- Anti-aliasing & Browser Offsets:
Font smoothing algorithms, image resizing, graphics cards, and even rendering algorithms generate pixel differences. And that’s just static content. The actual content can vary between any two interfaces. As a result, a tool that expects exact pixel matches between two images can be filled with pixel differences.
And to our rescue we have AI for visual regression testing. And unlike pixel by pixel comparison, AI-powered automated visual testing tools do not need special environments that remain static to ensure accuracy, and hence have a high degree of accuracy even with dynamic content because the comparisons are based on relationships and not simply pixels.

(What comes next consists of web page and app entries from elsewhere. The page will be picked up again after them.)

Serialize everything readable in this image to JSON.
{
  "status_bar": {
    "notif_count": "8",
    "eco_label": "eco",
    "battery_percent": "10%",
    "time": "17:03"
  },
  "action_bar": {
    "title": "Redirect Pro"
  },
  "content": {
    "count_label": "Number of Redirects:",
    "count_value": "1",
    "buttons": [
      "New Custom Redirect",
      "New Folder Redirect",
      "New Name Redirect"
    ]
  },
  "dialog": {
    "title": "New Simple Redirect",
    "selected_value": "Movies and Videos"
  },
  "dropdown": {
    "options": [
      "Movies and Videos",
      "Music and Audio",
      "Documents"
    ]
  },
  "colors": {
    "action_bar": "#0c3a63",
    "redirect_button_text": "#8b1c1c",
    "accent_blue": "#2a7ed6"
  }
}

The two AI powered visual regression testing tools that I benchmarked were:
Both the tools are really good and check all the right boxes, because of which deciding between the two wasn’t easy. Applitools-Eyes came off to me as more feature rich, like having different match levels, etc. and Percy definetly had better UI and amazing documentation. In the end I chose Applitools-Eyes for the ceph dashboard, as it had some features like RCA (root cause analysis), that was just too good for me to give up.
Currently for ceph dashboard, we’re on Applitools’s open source plan, which allows up to 10,000 checkpoint screenshots. For more details on the open source plan, visit here.
What Visual Testing Is Not
So on a closing note, let’s talk about what visual testing is NOT:
- Does not verify logic or functionality
- Can’t replace Functional Tests
- Not a typical fully automated test suite.
It has been an amazing summer getting to work on such an important project with guidance from my always-helpful mentors Ernesto, Alfonso and the dashboard team. I was able to present and demo the project in Ceph Developer Monthly (CDM) on 31st August. It was a summer filled with learning, and I am very excited to continue contributing to Ceph post-GSoC.
You can always reach out to me on my email me at: firstname.lastname@example.org.
Thanks for reading 👋 !